These pages have been put together to help you settle into the parish. It provides practical information on our community, its services, and its facilities.
Saxilby with Ingleby Parish contains two villages, Saxilby which is a large vibrant village with many services and facilities, and Ingleby is its quieter neighbour which has two small hamlets called High and Low Ingleby.
It is within the district of West Lindsey in Lincolnshire and is located six and half miles northwest of Lincoln and 150 miles north of London. The parish is situated on the north bank of the Fossdyke Navigation Canal between Lincoln and Torskey.
Saxilby with Ingleby has a population of around 4000 people (2011, Census) and covers 4,434 acres.

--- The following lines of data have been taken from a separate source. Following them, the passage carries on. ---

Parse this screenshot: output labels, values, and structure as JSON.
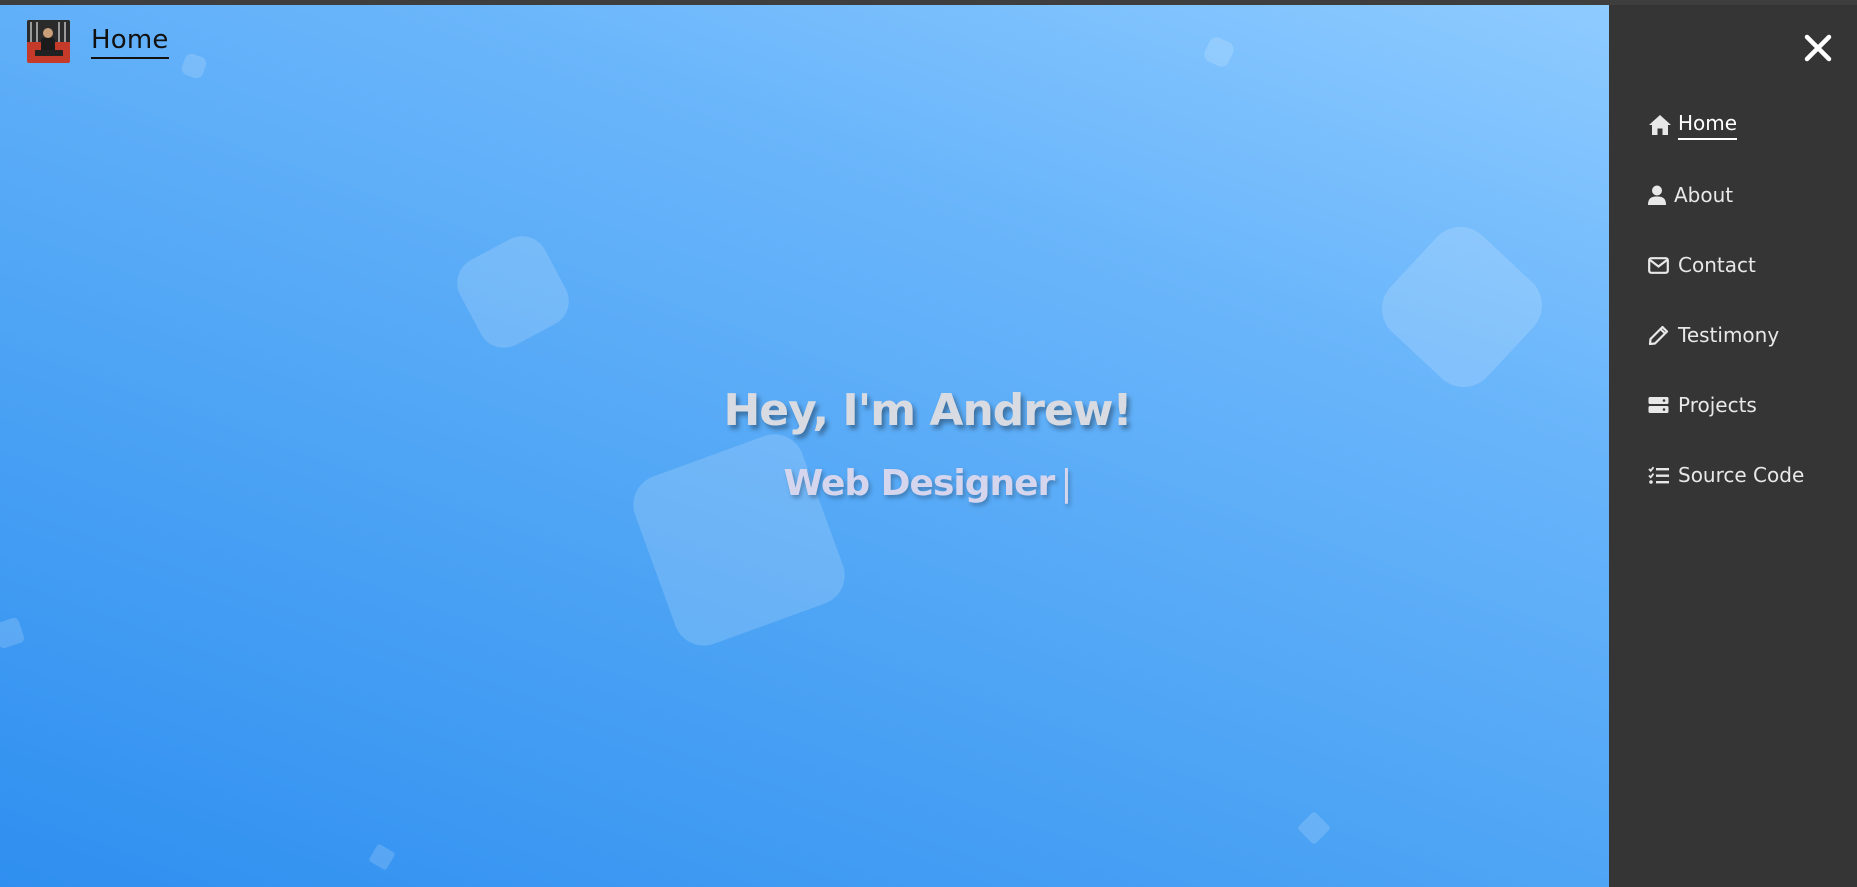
{
  "header": {
    "title": "Home",
    "avatar_icon": "profile-photo"
  },
  "hero": {
    "headline": "Hey, I'm Andrew!",
    "subline": "Web Designer",
    "cursor": "|"
  },
  "sidebar": {
    "close_icon": "close-icon",
    "items": [
      {
        "label": "Home",
        "icon": "home-icon",
        "active": true
      },
      {
        "label": "About",
        "icon": "user-icon",
        "active": false
      },
      {
        "label": "Contact",
        "icon": "envelope-icon",
        "active": false
      },
      {
        "label": "Testimony",
        "icon": "pencil-icon",
        "active": false
      },
      {
        "label": "Projects",
        "icon": "server-icon",
        "active": false
      },
      {
        "label": "Source Code",
        "icon": "checklist-icon",
        "active": false
      }
    ]
  },
  "colors": {
    "sidebar_bg": "#353535",
    "hero_gradient_light": "#8ecbff",
    "hero_gradient_dark": "#2f8ff0",
    "headline_text": "#d9dbe2"
  }
}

A Short History of Saxilby-with-Ingleby
Whilst the village has seen the construction of a number of green field housing sites over the past few years, and the subsequent increase in population, the centre of Saxilby retains its medieval street plan.
The layout of the deserted medieval villages of North and South Ingleby (a scheduled ancient monument) remains as it was in the 13th century.

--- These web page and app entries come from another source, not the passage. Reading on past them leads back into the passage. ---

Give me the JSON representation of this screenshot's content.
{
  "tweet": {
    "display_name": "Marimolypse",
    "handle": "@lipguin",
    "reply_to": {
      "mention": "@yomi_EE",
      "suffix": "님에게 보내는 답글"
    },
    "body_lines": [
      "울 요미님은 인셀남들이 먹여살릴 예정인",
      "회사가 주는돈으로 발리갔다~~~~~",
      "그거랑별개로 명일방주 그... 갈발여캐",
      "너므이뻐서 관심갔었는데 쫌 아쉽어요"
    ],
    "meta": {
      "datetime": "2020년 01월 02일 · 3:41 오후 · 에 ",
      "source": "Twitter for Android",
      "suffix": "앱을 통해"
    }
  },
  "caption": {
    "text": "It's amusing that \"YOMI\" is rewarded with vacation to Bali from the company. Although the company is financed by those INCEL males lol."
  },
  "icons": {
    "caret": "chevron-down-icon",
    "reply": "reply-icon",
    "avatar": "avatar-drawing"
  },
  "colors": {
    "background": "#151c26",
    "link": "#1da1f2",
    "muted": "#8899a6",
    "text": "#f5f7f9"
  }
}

Several buildings remain which span the centuries: St. Botolph’s Church (12th century), Saxilby Old Hall (C15th), the Manor Farmhouse (16th century), and several cottages (18th century).
The village stands on the oldest artificial waterway in the country, the Fossdyke, connecting the River Trent at Torksey to the Brayford in Lincoln. Possibly Roman in origin, the canal was vastly improved during the 18th century. The last commercial barge ceased operation in 1974, to be replaced by many pleasure boats visiting our community.
The Venerable Bede writes that Vikings invaders came to the area in 839, and plundered the district. They came again in 869, and in 873 the whole Viking army over-wintered at Torksey. Whilst the Kingdom of Mercia retook possession of the area in 918, the Danish invaders had settled here as farmers and merchants. It is from these settlers that most of our place names and dialect derive.
Saxilby ‘Saxulf’s farmstead’. ‘Ad Saxebi in Lincolescira’ (Doomsday Book 1086).
Ingleby ‘Settlement of Angles’; ‘Englebi’ (Doomsday Book 1086).
Throughout the Middle Ages, Saxilby was largely a farming community. Manor Farm at Broadholme stands on the site of the medieval nunnery of St. Mary, a priory of Premonstratensian canonesses founded before 1154 and dissolved in 1536. It was the first of only two nunneries of the order to be established in England in the Middle Ages.
The railway came to the village in 1848, bringing industry and an increase in population. By 1856, trains ran to ‘all parts’ five or six times a day.
The War Memorial Playing Field was created in memory of the 54 men lost during World War 1. The field opened in 1921, and a memorial tablet placed on the old pavilion is now preserved in the Village Hall.
A modern, expanding village with an ancient heart.
Chris Hewis, Saxilby and District History Group